AIM OF THE EXERCISE>
While you copy the lines below, skip the pictures and keep the rest exact.

===== PROVIDED RECORDS =====

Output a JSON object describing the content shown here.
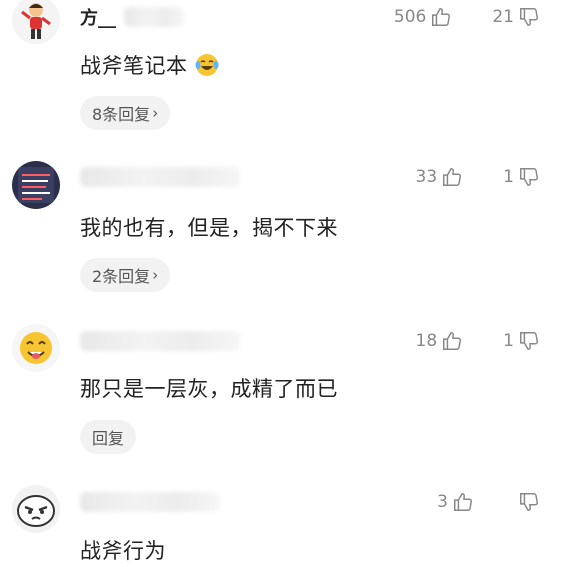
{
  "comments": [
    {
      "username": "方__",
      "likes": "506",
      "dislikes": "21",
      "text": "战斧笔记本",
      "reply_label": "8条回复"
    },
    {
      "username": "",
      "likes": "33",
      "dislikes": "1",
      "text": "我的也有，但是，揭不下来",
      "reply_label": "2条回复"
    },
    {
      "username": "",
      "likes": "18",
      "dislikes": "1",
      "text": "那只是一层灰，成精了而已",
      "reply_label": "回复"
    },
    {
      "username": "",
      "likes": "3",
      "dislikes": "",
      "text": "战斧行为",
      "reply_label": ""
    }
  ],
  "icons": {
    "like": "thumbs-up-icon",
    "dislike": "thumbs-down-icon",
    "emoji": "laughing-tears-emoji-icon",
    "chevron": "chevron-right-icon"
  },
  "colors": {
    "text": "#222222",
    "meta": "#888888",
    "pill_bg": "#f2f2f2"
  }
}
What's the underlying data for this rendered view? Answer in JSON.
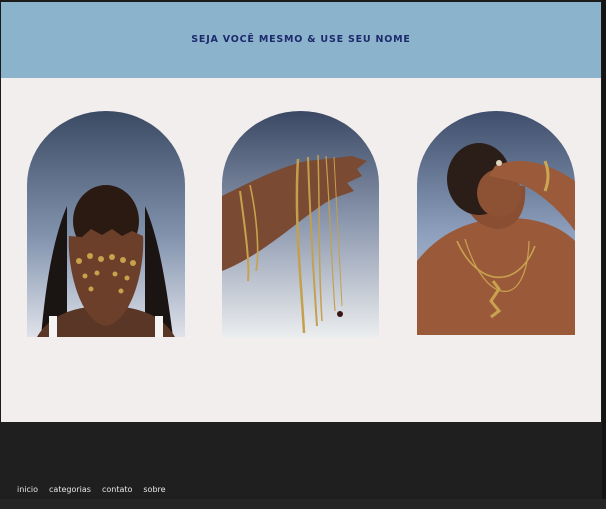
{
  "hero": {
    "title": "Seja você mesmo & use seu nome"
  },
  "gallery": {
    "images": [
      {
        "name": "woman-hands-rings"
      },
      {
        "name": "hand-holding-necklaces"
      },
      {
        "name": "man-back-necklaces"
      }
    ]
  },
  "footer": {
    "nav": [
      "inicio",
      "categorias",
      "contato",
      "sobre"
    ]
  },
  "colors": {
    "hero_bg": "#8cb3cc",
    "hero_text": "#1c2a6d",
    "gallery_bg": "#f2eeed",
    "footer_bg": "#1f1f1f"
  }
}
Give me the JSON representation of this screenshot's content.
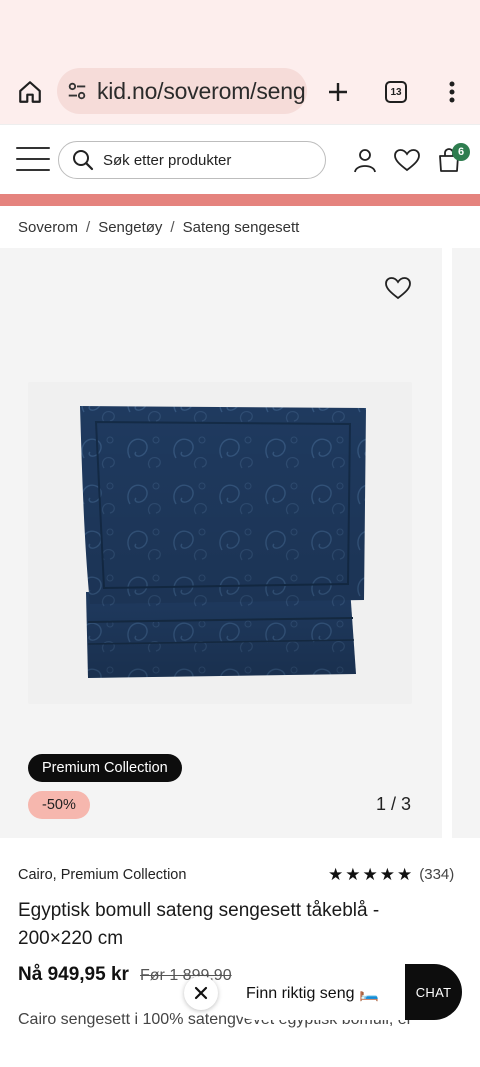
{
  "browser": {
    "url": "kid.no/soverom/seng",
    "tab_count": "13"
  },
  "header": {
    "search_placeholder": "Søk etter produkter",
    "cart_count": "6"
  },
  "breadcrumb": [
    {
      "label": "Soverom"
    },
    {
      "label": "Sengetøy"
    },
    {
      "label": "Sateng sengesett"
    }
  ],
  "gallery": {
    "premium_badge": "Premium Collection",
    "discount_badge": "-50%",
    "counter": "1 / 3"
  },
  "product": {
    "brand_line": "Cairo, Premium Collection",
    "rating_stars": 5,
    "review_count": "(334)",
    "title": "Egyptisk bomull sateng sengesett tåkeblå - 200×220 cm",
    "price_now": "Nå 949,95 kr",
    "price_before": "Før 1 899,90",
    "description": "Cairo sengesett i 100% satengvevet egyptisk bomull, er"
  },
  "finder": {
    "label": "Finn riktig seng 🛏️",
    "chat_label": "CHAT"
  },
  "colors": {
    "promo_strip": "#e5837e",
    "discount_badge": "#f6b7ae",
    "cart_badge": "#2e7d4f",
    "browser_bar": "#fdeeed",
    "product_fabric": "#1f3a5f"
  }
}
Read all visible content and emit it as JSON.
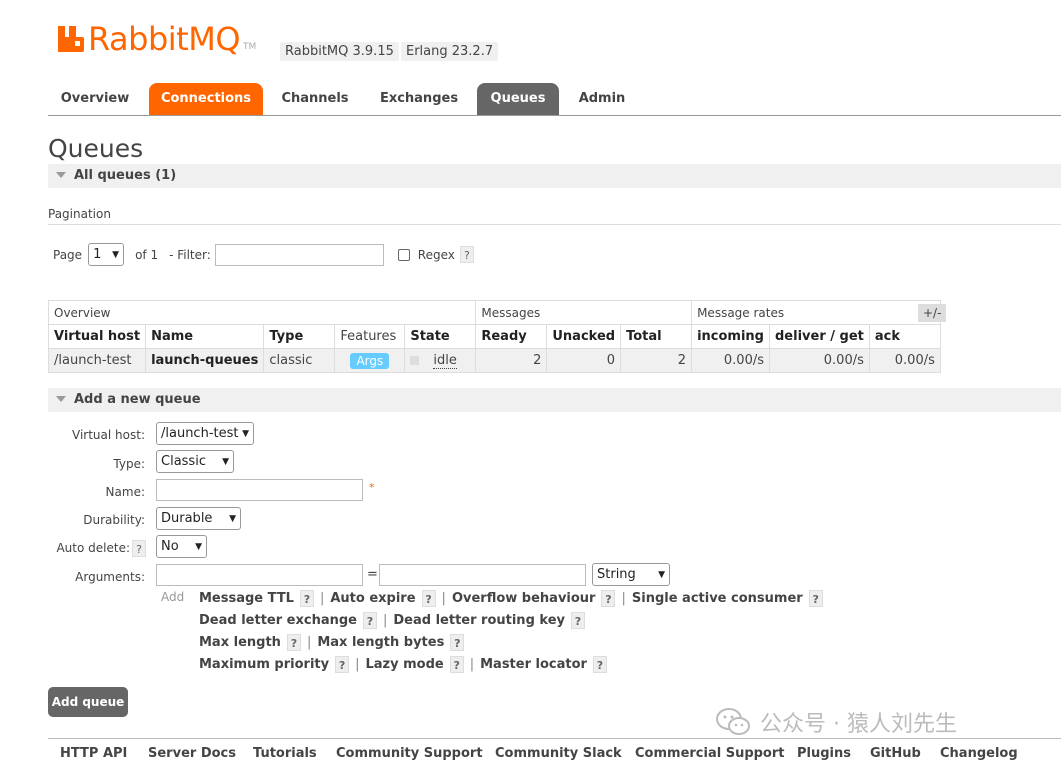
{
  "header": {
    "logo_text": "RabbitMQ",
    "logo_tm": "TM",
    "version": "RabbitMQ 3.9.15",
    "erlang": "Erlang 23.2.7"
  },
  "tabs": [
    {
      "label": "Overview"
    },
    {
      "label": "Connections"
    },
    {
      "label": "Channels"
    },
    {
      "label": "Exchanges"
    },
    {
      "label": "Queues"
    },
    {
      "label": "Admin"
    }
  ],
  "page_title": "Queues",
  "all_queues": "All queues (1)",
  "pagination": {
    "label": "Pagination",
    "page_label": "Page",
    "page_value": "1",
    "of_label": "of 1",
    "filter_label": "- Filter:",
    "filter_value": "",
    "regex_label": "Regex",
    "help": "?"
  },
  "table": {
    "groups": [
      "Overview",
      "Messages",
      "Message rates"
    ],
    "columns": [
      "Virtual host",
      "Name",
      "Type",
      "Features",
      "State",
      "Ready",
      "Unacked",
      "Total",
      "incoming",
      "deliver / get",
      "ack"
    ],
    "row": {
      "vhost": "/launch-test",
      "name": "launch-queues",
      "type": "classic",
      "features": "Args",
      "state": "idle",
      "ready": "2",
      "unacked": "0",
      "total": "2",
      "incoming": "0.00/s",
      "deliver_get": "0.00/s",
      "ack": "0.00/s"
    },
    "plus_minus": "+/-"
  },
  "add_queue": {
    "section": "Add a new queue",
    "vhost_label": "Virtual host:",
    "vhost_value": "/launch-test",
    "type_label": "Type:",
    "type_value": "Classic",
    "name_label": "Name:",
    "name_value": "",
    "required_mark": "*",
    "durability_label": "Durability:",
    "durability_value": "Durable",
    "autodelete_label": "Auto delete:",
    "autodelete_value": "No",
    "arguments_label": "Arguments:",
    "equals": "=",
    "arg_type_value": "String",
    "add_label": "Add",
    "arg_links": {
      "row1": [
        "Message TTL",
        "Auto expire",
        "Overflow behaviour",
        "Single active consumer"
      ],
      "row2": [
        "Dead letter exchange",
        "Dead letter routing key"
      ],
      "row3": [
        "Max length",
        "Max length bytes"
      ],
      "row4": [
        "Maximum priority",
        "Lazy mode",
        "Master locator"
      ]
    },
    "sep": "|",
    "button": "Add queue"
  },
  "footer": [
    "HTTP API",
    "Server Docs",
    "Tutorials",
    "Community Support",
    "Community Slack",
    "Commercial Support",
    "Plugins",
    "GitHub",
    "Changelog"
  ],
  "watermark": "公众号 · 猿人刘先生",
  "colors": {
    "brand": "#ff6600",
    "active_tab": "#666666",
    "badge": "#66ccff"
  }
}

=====

RESPONSE TO THIS EXERCISE>
Output a JSON object describing the content shown here.
{
  "comments": [
    {
      "username": "方__",
      "likes": "506",
      "dislikes": "21",
      "text": "战斧笔记本",
      "reply_label": "8条回复"
    },
    {
      "username": "",
      "likes": "33",
      "dislikes": "1",
      "text": "我的也有，但是，揭不下来",
      "reply_label": "2条回复"
    },
    {
      "username": "",
      "likes": "18",
      "dislikes": "1",
      "text": "那只是一层灰，成精了而已",
      "reply_label": "回复"
    },
    {
      "username": "",
      "likes": "3",
      "dislikes": "",
      "text": "战斧行为",
      "reply_label": ""
    }
  ],
  "icons": {
    "like": "thumbs-up-icon",
    "dislike": "thumbs-down-icon",
    "emoji": "laughing-tears-emoji-icon",
    "chevron": "chevron-right-icon"
  },
  "colors": {
    "text": "#222222",
    "meta": "#888888",
    "pill_bg": "#f2f2f2"
  }
}
What's the underlying data for this rendered view? Answer in JSON.
{
  "hero": {
    "title": "Seja você mesmo & use seu nome"
  },
  "gallery": {
    "images": [
      {
        "name": "woman-hands-rings"
      },
      {
        "name": "hand-holding-necklaces"
      },
      {
        "name": "man-back-necklaces"
      }
    ]
  },
  "footer": {
    "nav": [
      "inicio",
      "categorias",
      "contato",
      "sobre"
    ]
  },
  "colors": {
    "hero_bg": "#8cb3cc",
    "hero_text": "#1c2a6d",
    "gallery_bg": "#f2eeed",
    "footer_bg": "#1f1f1f"
  }
}
Give me the JSON representation of this screenshot's content.
{
  "browser": {
    "url": "kid.no/soverom/seng",
    "tab_count": "13"
  },
  "header": {
    "search_placeholder": "Søk etter produkter",
    "cart_count": "6"
  },
  "breadcrumb": [
    {
      "label": "Soverom"
    },
    {
      "label": "Sengetøy"
    },
    {
      "label": "Sateng sengesett"
    }
  ],
  "gallery": {
    "premium_badge": "Premium Collection",
    "discount_badge": "-50%",
    "counter": "1 / 3"
  },
  "product": {
    "brand_line": "Cairo, Premium Collection",
    "rating_stars": 5,
    "review_count": "(334)",
    "title": "Egyptisk bomull sateng sengesett tåkeblå - 200×220 cm",
    "price_now": "Nå 949,95 kr",
    "price_before": "Før 1 899,90",
    "description": "Cairo sengesett i 100% satengvevet egyptisk bomull, er"
  },
  "finder": {
    "label": "Finn riktig seng 🛏️",
    "chat_label": "CHAT"
  },
  "colors": {
    "promo_strip": "#e5837e",
    "discount_badge": "#f6b7ae",
    "cart_badge": "#2e7d4f",
    "browser_bar": "#fdeeed",
    "product_fabric": "#1f3a5f"
  }
}
Read all visible content and emit it as JSON.
{
  "header": {
    "logo_text": "RabbitMQ",
    "logo_tm": "TM",
    "version": "RabbitMQ 3.9.15",
    "erlang": "Erlang 23.2.7"
  },
  "tabs": [
    {
      "label": "Overview"
    },
    {
      "label": "Connections"
    },
    {
      "label": "Channels"
    },
    {
      "label": "Exchanges"
    },
    {
      "label": "Queues"
    },
    {
      "label": "Admin"
    }
  ],
  "page_title": "Queues",
  "all_queues": "All queues (1)",
  "pagination": {
    "label": "Pagination",
    "page_label": "Page",
    "page_value": "1",
    "of_label": "of 1",
    "filter_label": "- Filter:",
    "filter_value": "",
    "regex_label": "Regex",
    "help": "?"
  },
  "table": {
    "groups": [
      "Overview",
      "Messages",
      "Message rates"
    ],
    "columns": [
      "Virtual host",
      "Name",
      "Type",
      "Features",
      "State",
      "Ready",
      "Unacked",
      "Total",
      "incoming",
      "deliver / get",
      "ack"
    ],
    "row": {
      "vhost": "/launch-test",
      "name": "launch-queues",
      "type": "classic",
      "features": "Args",
      "state": "idle",
      "ready": "2",
      "unacked": "0",
      "total": "2",
      "incoming": "0.00/s",
      "deliver_get": "0.00/s",
      "ack": "0.00/s"
    },
    "plus_minus": "+/-"
  },
  "add_queue": {
    "section": "Add a new queue",
    "vhost_label": "Virtual host:",
    "vhost_value": "/launch-test",
    "type_label": "Type:",
    "type_value": "Classic",
    "name_label": "Name:",
    "name_value": "",
    "required_mark": "*",
    "durability_label": "Durability:",
    "durability_value": "Durable",
    "autodelete_label": "Auto delete:",
    "autodelete_value": "No",
    "arguments_label": "Arguments:",
    "equals": "=",
    "arg_type_value": "String",
    "add_label": "Add",
    "arg_links": {
      "row1": [
        "Message TTL",
        "Auto expire",
        "Overflow behaviour",
        "Single active consumer"
      ],
      "row2": [
        "Dead letter exchange",
        "Dead letter routing key"
      ],
      "row3": [
        "Max length",
        "Max length bytes"
      ],
      "row4": [
        "Maximum priority",
        "Lazy mode",
        "Master locator"
      ]
    },
    "sep": "|",
    "button": "Add queue"
  },
  "footer": [
    "HTTP API",
    "Server Docs",
    "Tutorials",
    "Community Support",
    "Community Slack",
    "Commercial Support",
    "Plugins",
    "GitHub",
    "Changelog"
  ],
  "watermark": "公众号 · 猿人刘先生",
  "colors": {
    "brand": "#ff6600",
    "active_tab": "#666666",
    "badge": "#66ccff"
  }
}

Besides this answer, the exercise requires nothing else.